▶ [Your goal]:
Count the lines below that hold the string "name". Give only that number.

▶ [Data excerpts]:
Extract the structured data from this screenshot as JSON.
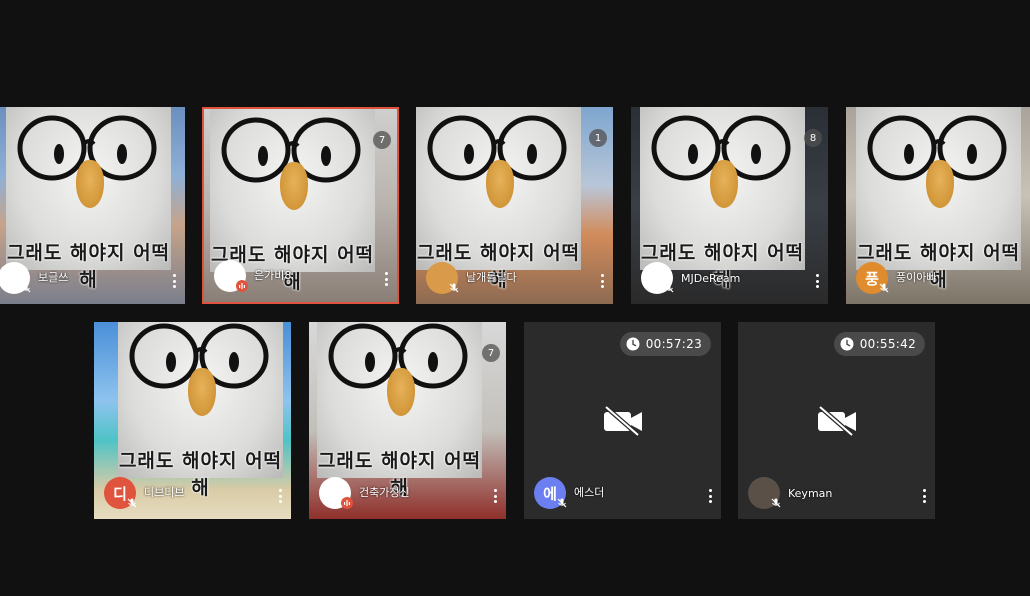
{
  "caption": "그래도 해야지 어떡해",
  "participants": [
    {
      "name": "보글쓰",
      "avatar_text": "",
      "avatar_color": "#ffffff",
      "mic": "muted",
      "background": "sky"
    },
    {
      "name": "은가비8",
      "avatar_text": "",
      "avatar_color": "#ffffff",
      "mic": "active",
      "background": "room",
      "speaking": true,
      "badge": "7"
    },
    {
      "name": "날개를달다",
      "avatar_text": "",
      "avatar_color": "#d99a4a",
      "mic": "muted",
      "background": "desert",
      "badge": "1"
    },
    {
      "name": "MJDeReam",
      "avatar_text": "",
      "avatar_color": "#ffffff",
      "mic": "muted",
      "background": "dark",
      "badge": "8"
    },
    {
      "name": "풍이아빠",
      "avatar_text": "풍",
      "avatar_color": "#e08b2e",
      "mic": "muted",
      "background": "office"
    },
    {
      "name": "디브디브",
      "avatar_text": "디",
      "avatar_color": "#e0533d",
      "mic": "muted",
      "background": "beach"
    },
    {
      "name": "건축가정신",
      "avatar_text": "",
      "avatar_color": "#ffffff",
      "mic": "active",
      "background": "interior",
      "badge": "7"
    },
    {
      "name": "에스더",
      "avatar_text": "에",
      "avatar_color": "#6b7ff0",
      "mic": "muted",
      "camera": "off",
      "timer": "00:57:23"
    },
    {
      "name": "Keyman",
      "avatar_text": "",
      "avatar_color": "#5a5048",
      "mic": "muted",
      "camera": "off",
      "timer": "00:55:42"
    }
  ],
  "icons": {
    "mic_muted": "mic-off-icon",
    "mic_active": "mic-active-icon",
    "camera_off": "video-off-icon",
    "timer": "clock-icon",
    "more": "more-vertical-icon"
  },
  "colors": {
    "page_bg": "#111111",
    "tile_bg": "#2b2b2b",
    "speaking_border": "#e0533d",
    "timer_bg": "#4a4a4a"
  }
}
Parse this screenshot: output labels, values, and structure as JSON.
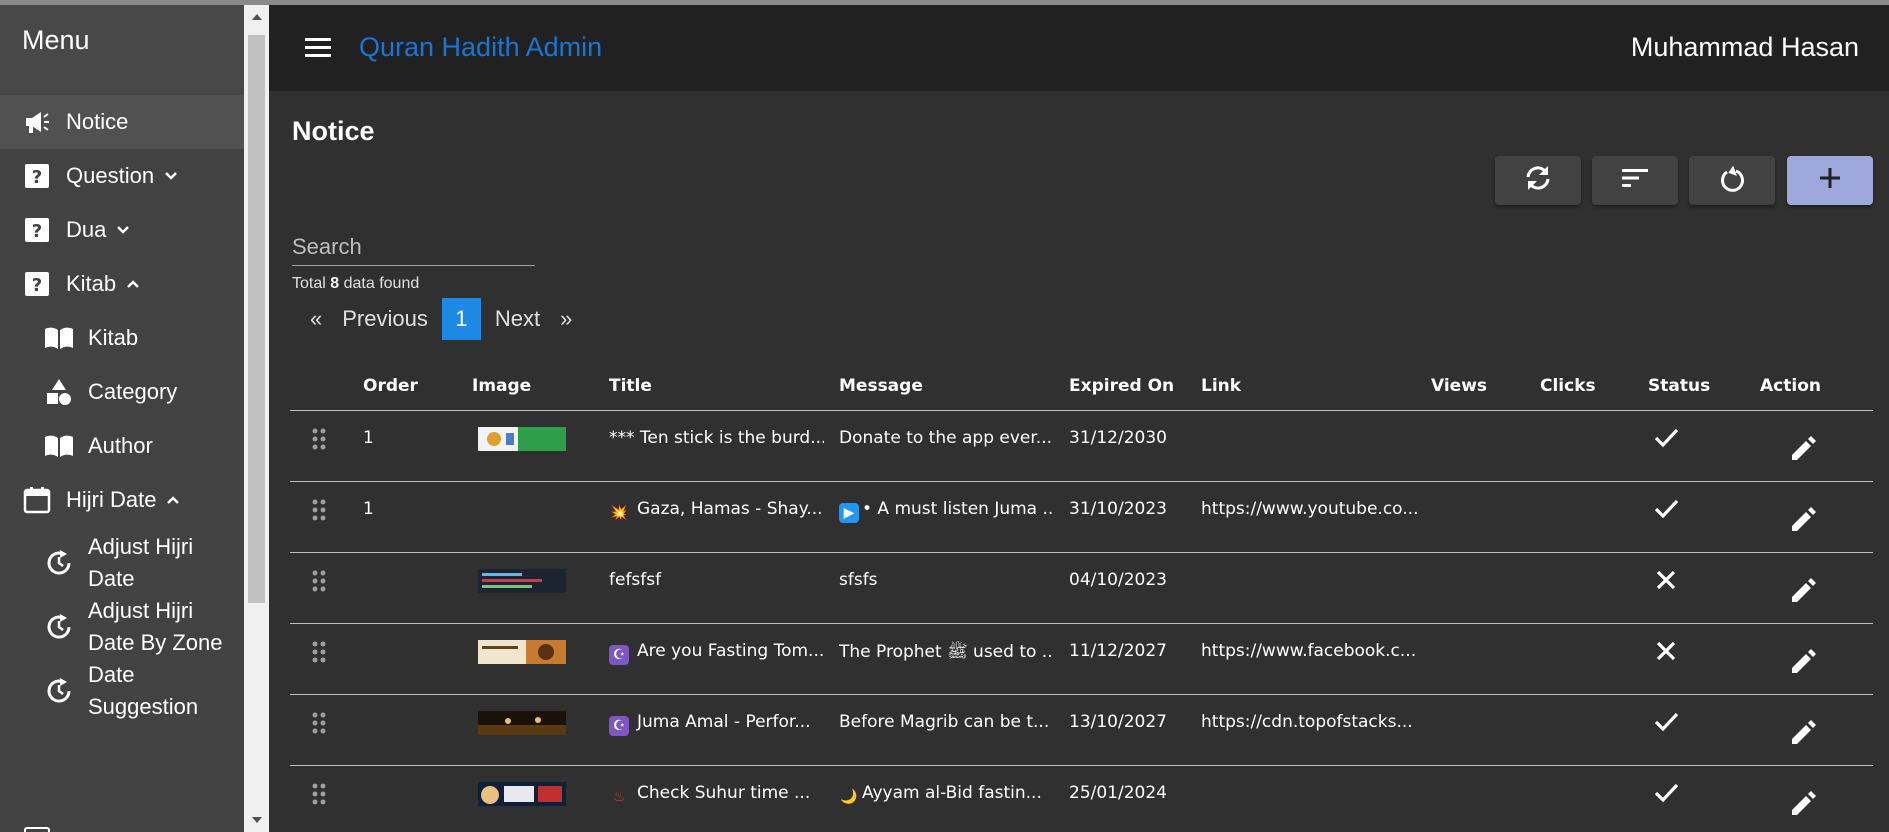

▶ [Solved exercise]:
9